The Siege of Leyden refers to the siege of the Dutch city of Leyden southeast of Haarlem and Amsterdam by the Spanish in 1574. In that year only two of the seventeen provinces that made up the Netherlands remained unconquered by the Spanish King — Holland and Zeeland (an area to Holland's southeast). After the Spanish took Amsterdam, Haarlem, and their surrounding lakes, the city of Leyden stood as the Spanish's forces' next obstacle in their subjugation of the lands to the south. Therefore, under the command of Fransisco de Valdez, the Spanish army marched south and began building barricades around the city by June of 1574. They occupied various towns and by early July getting messages or supplies in and out of the city was nearly impossible. Through August the city slowly starved and, as food and word of relief became increasingly scarce, the city's people became increasingly divided.

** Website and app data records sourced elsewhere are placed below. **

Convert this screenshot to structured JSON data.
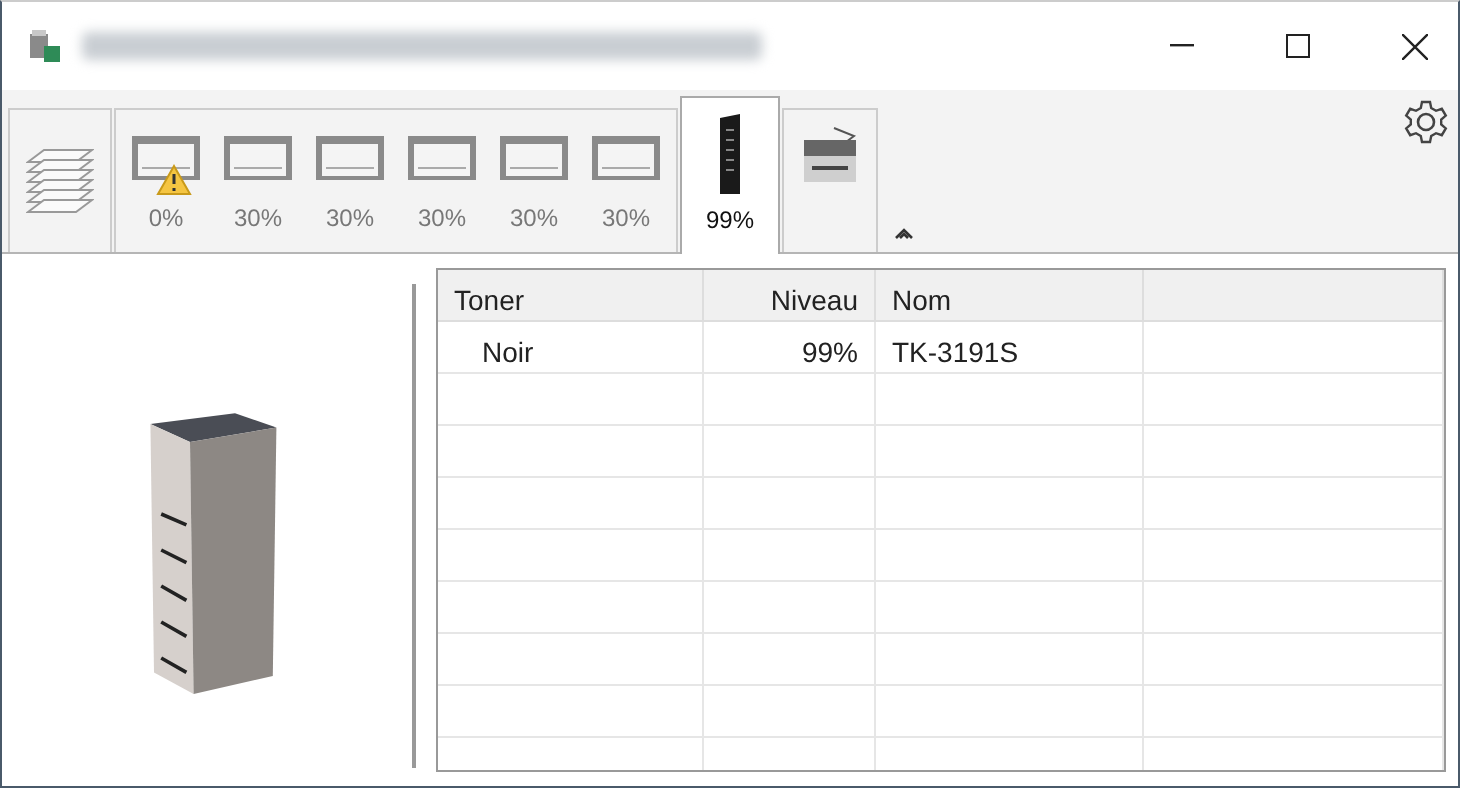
{
  "tabs": [
    {
      "kind": "paper",
      "selected": false
    },
    {
      "kind": "trays",
      "selected": false,
      "trays": [
        {
          "reading": "0%",
          "warning": true
        },
        {
          "reading": "30%",
          "warning": false
        },
        {
          "reading": "30%",
          "warning": false
        },
        {
          "reading": "30%",
          "warning": false
        },
        {
          "reading": "30%",
          "warning": false
        },
        {
          "reading": "30%",
          "warning": false
        }
      ]
    },
    {
      "kind": "toner",
      "selected": true,
      "reading": "99%"
    },
    {
      "kind": "device",
      "selected": false
    }
  ],
  "table": {
    "columns": [
      "Toner",
      "Niveau",
      "Nom"
    ],
    "rows": [
      {
        "cells": [
          "Noir",
          "99%",
          "TK-3191S"
        ]
      }
    ]
  }
}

Meanwhile, in the south, Prince William of Orange, the ruler of Holland and leader of country's resistance, planned a relief expedition. He devised a plan in which the dikes and levies in the surrounding area and along the various rivers of Holland would be cut, and the water that they held back released thereby flooding the lowlands, and allowing a flotilla of reinforcements to reach Leyden. Though sick for most of August, the Prince completed preparations, and by the middle of September the expedition made up of French, German, and Dutch forces set out, cutting dams as they went. Storms and rainy weather swelled the floodwaters, and soon the force reached their destination. By October 1st, Valdez was forced to retreat as William of Orange's forces fought their way to the Spanish garrison just south of Leyden. On October 2nd, the city's soldiers issued forth and found the garrison empty, the Spanish gone, and the siege of their city lifted.
Many scholars of European and especially religious history view the Siege of Leyden, in which the Protestant forces of Europe held out to defeat the Catholic forces of Spain as an important point in European history in which the ideas of religious freedom, representative government, and a free Europe were preserved against the powerful Spanish Monarchy. Carlyle refers to the siege here as an example of the glorious and even mythic events in a country's history that have the power to change society for better. However, he says that these types of events no longer occur, and we instead stagnate and become lesser nations as we lose the heroism to the past.
Fruin, R., The Siege and Relief of Leyden. The Hague: Martinus Nijhoff, 1927.
Synge, M. B., "The Siege of Leyden," The Baldwin Project, accessed 3/24/09.
Last modified 30 March 2009